Summary

Domestic violence is a significant public health problem that requires a broad and integrated response across the wider health care system, including third sector organisations. Total health and societal costs are estimated by NSPCC to be £16bn. Identification and Referral to Improve Safety (IRIS) is an intervention programme, developed and tested using MRC Framework for Complex Interventions, to improve the primary care response to domestic violence. In a cluster randomised controlled trial within primary care practices in London and Bristol, it was shown that IRIS cost-effectively improved identification and referral.

However, important questions remain about implementation, which are being addressed in this project:

1. Outside of a trial context, is IRIS effective on a borough-wide scale?

2. How sustainable is the initial effect of IRIS with reinforcement?

3. How can the programme be extended beyond primary care and integrated to synergistically improve identification and management of domestic violence in other sectors of the health care system, including sexual health and gynaecological outpatient settings?

The project is a Phase IV implementation study using interrupted time series design across 200 east London general practices.

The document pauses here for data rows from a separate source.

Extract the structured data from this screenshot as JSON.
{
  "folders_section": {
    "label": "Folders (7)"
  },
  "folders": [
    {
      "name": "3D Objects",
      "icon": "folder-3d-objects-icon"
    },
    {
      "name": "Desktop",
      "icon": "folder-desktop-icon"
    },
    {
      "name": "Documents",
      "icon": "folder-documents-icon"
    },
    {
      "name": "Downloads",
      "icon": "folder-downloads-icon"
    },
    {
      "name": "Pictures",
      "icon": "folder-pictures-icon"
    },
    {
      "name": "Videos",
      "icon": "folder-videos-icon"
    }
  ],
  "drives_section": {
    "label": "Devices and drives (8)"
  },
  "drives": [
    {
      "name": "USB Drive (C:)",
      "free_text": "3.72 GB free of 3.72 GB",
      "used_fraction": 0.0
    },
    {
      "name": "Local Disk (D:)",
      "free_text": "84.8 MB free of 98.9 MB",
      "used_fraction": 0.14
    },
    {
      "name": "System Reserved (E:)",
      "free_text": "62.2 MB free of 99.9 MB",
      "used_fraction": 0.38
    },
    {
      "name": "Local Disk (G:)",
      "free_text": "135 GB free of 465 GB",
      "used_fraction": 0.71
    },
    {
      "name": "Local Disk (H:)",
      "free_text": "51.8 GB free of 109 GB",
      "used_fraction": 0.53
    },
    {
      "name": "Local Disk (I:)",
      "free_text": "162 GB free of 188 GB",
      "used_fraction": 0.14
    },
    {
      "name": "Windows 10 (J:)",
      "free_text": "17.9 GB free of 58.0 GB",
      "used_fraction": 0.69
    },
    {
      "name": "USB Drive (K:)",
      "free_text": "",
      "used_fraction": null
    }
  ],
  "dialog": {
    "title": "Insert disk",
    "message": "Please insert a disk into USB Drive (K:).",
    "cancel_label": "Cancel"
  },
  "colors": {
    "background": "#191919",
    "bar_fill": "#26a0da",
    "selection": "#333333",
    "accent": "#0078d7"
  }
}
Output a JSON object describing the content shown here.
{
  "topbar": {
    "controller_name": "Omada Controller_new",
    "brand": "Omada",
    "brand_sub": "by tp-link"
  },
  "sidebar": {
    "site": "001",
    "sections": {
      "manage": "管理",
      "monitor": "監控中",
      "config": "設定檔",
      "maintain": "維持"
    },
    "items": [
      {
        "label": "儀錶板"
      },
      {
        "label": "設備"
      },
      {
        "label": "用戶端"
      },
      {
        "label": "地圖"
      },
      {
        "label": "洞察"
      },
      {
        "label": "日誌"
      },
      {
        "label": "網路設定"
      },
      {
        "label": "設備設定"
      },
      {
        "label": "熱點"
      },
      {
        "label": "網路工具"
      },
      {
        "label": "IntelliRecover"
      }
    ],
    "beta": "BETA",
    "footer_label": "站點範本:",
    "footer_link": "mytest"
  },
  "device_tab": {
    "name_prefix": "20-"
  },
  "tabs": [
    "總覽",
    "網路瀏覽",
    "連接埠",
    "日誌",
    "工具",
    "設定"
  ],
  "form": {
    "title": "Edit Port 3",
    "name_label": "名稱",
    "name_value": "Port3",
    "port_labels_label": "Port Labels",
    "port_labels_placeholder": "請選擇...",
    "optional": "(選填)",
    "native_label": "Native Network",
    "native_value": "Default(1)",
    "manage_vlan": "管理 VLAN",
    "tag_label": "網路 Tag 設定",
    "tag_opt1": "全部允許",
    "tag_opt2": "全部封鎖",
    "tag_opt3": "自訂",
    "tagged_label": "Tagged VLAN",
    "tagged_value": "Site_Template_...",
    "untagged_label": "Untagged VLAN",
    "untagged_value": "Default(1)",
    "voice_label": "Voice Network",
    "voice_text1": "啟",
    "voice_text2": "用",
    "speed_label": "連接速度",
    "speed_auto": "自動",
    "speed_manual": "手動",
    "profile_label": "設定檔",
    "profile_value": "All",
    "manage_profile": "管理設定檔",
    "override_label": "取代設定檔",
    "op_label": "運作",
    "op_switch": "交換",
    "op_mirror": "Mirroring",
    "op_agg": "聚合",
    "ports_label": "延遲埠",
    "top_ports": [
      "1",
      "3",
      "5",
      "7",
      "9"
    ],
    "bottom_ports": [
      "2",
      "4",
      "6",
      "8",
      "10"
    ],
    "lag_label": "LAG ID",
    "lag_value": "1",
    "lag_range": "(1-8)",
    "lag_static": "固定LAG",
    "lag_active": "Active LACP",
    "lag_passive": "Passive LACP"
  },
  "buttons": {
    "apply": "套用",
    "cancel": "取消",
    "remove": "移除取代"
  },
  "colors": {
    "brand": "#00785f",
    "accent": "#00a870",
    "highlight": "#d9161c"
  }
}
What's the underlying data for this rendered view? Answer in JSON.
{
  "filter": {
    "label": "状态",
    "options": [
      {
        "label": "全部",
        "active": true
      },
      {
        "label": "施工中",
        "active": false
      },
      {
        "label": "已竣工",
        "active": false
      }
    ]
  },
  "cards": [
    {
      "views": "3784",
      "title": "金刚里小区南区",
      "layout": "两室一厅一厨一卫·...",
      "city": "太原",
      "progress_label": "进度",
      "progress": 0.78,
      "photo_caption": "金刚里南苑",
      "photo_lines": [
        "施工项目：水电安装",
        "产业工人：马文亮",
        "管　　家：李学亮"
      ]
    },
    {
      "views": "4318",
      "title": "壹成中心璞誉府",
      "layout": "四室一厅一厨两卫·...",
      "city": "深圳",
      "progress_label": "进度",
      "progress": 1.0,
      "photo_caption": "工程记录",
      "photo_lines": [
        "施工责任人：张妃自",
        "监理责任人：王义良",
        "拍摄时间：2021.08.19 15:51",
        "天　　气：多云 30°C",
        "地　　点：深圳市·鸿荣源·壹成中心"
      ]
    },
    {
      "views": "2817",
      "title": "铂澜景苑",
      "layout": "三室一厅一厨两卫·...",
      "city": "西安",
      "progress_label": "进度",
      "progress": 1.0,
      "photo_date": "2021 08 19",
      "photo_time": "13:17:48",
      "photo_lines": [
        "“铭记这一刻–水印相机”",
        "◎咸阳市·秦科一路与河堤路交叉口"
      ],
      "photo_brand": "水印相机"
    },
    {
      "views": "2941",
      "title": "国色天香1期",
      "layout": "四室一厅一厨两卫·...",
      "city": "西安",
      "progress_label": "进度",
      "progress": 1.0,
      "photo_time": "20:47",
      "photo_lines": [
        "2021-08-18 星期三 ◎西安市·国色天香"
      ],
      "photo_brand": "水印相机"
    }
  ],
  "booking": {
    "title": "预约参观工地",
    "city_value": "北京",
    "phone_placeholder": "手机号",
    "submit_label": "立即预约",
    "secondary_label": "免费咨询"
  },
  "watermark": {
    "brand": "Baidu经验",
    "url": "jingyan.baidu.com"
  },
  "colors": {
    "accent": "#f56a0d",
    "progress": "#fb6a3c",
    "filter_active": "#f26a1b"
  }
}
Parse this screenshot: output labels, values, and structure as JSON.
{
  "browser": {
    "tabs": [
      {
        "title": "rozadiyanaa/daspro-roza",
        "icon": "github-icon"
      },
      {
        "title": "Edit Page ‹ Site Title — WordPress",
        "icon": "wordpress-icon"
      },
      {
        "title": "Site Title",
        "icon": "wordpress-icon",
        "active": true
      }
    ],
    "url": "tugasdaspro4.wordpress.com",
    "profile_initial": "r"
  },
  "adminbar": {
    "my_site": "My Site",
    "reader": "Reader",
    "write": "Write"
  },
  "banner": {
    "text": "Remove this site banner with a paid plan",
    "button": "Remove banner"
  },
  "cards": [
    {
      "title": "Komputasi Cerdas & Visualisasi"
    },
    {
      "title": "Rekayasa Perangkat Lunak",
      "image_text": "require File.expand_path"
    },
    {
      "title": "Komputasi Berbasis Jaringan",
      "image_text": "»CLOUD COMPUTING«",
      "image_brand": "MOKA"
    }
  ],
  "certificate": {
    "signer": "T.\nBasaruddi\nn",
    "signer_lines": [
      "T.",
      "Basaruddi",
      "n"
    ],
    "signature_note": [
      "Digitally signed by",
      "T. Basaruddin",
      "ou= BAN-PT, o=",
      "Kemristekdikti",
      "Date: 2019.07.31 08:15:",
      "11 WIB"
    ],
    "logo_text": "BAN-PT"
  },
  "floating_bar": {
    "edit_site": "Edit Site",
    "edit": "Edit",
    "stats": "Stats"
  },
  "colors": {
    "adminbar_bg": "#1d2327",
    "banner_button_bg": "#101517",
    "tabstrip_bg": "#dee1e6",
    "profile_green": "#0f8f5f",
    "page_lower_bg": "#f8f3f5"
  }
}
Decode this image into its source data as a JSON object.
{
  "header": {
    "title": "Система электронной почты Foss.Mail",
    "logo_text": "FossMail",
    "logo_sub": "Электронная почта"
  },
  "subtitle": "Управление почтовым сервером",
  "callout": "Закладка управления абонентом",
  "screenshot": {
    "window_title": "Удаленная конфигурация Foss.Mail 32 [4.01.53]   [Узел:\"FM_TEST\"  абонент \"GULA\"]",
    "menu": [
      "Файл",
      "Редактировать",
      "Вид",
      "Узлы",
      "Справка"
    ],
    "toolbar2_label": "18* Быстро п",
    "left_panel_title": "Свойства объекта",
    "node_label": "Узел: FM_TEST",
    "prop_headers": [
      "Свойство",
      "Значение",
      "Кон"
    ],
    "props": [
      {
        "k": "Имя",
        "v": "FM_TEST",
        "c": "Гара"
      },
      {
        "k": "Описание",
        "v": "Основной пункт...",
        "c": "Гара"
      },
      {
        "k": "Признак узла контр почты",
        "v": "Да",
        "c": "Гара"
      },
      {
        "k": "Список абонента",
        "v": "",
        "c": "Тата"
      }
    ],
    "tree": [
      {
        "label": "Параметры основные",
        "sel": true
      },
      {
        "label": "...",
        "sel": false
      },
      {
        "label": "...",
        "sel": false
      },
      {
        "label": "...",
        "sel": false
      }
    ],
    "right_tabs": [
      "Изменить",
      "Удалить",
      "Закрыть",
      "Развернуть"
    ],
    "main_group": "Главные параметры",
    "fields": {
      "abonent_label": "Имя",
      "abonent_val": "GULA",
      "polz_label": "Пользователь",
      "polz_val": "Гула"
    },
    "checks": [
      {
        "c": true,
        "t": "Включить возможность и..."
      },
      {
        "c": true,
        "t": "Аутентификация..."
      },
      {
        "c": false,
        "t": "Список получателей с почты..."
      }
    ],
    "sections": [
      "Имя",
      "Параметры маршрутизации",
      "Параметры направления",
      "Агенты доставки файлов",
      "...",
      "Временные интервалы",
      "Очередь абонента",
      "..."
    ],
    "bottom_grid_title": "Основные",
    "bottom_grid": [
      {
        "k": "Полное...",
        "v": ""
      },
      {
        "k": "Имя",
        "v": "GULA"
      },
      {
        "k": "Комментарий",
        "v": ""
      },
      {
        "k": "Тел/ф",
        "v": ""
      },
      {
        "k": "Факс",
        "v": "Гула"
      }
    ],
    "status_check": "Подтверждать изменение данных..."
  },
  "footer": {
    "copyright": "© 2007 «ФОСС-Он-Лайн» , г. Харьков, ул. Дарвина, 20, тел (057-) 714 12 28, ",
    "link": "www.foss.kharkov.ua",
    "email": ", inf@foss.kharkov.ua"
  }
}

The results of this project will benefit patients by determining:

1) the real-life impact of rolling out training in general practice on identification and referral of women experiencing domestic violence

2) the potential for extending training to sexual health clinics.

Principal investigator: Professor Chris Griffiths, Queen Mary University of London

Start date and duration: January 2014, three years

Partners and collaborators involved: Queen Mary University of London, Newham Clinical Commissioning Group, Bristol University.

Click on the image below to watch our short film giving an overview of the project featuring CLAHRC researcher Dr Alex Sohal and IRIS clinical lead Dr Vanda Playford